On equilibration with alveolar air, (PO2 = 104mmHg), 0.3ml O2 per 100ml of plasma is physically dissolved. This low concentration is related to the low solubility of oxygen. This is clearly not adequate for tissue oxygeneation when one considers that at rest, the oxygen consumption averages 250ml/min. On the other hand the presence of red blood cells and specifically of haemoglobin, increases the amount of oxygen in oxygenated blood to around 20%. The bulk of the oxygen is transported by reversible chemical combination with haemoglobin.

The haemoglobin molecule is made up of two pairs of globin chains, 2 alpha-like chains (z or a) and two non alpha-like chains (e or g or d or b), each associated with one heme group. Each globin chains is coded by at least one gene. Thus on chromosome #11 one finds a epsilon, two gamma, one delta and one beta gene while on chromosome #16, one finds one zeta and two alpha genes.

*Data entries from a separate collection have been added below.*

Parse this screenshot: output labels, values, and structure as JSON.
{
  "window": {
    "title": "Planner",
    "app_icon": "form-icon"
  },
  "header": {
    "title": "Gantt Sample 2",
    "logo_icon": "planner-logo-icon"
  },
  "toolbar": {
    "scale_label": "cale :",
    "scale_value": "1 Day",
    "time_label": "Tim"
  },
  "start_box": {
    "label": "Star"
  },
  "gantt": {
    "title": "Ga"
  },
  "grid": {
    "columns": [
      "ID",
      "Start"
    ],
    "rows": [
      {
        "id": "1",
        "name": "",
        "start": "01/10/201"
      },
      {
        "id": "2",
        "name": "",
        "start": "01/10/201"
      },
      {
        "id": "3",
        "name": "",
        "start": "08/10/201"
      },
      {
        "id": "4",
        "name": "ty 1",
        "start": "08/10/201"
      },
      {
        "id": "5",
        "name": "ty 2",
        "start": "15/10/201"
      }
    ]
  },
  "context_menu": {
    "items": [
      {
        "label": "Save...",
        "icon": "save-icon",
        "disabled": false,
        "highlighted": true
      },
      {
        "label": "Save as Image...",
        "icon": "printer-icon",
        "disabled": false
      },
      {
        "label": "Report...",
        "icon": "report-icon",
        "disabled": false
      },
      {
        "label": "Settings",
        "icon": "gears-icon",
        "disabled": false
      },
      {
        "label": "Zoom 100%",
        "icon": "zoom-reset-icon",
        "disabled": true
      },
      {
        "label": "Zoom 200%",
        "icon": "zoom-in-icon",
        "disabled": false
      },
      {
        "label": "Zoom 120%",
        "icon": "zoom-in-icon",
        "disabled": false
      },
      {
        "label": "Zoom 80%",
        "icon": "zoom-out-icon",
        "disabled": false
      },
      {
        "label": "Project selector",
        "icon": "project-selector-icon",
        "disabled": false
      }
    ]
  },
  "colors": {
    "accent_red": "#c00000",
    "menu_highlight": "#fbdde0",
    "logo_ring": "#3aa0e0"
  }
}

The hemoglobin molecule has an atomic weight of 67,000 units. Each Hb molecule is capable of combining with four molecules of O2 while 1.34 ml O2 can be carried per gram of Hb.